● DATA SUPPLIED
|---|

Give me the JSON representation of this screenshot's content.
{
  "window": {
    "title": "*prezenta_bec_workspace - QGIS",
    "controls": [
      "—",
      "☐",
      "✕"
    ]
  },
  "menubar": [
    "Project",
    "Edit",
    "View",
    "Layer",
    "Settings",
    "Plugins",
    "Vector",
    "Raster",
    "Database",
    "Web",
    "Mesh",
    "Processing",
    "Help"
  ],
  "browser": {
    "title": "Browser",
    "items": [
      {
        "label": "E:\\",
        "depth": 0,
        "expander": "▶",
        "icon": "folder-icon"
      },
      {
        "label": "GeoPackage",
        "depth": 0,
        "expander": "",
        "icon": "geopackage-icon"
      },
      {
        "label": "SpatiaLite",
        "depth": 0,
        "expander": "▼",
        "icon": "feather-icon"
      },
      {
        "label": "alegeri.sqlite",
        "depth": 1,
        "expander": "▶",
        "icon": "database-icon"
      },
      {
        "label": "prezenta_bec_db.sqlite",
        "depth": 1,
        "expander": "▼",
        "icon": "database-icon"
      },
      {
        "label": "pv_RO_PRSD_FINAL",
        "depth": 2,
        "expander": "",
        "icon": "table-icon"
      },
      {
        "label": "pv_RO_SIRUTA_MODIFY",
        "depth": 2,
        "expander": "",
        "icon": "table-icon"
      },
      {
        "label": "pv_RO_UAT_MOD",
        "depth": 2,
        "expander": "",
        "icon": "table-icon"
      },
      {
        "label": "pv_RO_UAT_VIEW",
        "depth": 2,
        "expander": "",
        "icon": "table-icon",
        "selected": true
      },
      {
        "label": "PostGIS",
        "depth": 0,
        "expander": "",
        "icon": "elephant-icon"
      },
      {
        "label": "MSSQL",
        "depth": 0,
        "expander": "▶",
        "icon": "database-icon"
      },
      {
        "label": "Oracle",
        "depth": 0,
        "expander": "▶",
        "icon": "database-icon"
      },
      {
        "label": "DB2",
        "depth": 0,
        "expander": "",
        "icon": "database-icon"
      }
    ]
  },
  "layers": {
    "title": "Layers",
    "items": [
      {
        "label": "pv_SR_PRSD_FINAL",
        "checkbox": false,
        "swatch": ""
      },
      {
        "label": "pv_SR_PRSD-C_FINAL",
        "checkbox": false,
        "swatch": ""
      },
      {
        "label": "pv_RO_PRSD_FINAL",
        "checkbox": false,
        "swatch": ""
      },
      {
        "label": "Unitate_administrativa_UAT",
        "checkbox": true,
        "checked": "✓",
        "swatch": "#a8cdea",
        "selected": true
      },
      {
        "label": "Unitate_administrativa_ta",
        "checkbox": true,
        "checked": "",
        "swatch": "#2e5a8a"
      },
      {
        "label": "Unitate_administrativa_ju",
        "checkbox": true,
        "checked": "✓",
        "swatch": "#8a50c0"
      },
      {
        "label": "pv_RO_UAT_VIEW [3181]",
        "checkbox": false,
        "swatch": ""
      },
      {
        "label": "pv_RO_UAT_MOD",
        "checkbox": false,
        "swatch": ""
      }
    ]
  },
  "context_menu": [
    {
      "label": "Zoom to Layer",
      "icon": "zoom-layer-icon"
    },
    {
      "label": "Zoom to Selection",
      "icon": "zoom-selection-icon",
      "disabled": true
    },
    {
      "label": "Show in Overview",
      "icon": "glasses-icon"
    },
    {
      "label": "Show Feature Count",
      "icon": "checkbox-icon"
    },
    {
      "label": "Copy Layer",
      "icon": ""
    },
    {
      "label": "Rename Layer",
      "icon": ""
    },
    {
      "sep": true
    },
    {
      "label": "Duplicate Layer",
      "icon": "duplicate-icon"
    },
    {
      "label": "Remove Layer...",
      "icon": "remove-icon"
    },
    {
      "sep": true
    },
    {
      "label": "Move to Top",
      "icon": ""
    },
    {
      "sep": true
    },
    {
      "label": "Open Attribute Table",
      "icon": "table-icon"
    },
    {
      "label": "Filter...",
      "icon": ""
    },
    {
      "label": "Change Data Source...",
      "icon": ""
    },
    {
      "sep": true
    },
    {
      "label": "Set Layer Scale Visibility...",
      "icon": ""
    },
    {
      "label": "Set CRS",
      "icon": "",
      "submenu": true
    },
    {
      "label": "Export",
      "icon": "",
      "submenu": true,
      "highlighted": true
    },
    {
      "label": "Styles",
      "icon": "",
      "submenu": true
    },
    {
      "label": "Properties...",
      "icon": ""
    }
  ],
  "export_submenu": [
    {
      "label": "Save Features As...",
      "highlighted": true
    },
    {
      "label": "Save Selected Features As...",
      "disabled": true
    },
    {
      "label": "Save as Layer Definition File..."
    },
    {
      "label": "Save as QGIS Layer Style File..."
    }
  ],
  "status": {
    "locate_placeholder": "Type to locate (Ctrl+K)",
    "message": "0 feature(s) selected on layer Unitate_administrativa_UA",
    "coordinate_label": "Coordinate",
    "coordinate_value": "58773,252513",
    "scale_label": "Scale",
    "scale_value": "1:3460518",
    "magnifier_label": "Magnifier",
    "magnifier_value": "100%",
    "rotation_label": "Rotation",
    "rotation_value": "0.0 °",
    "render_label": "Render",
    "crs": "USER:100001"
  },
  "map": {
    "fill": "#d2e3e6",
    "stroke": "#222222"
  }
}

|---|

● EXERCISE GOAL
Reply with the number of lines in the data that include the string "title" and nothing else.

● THE COMPLETED TASK
3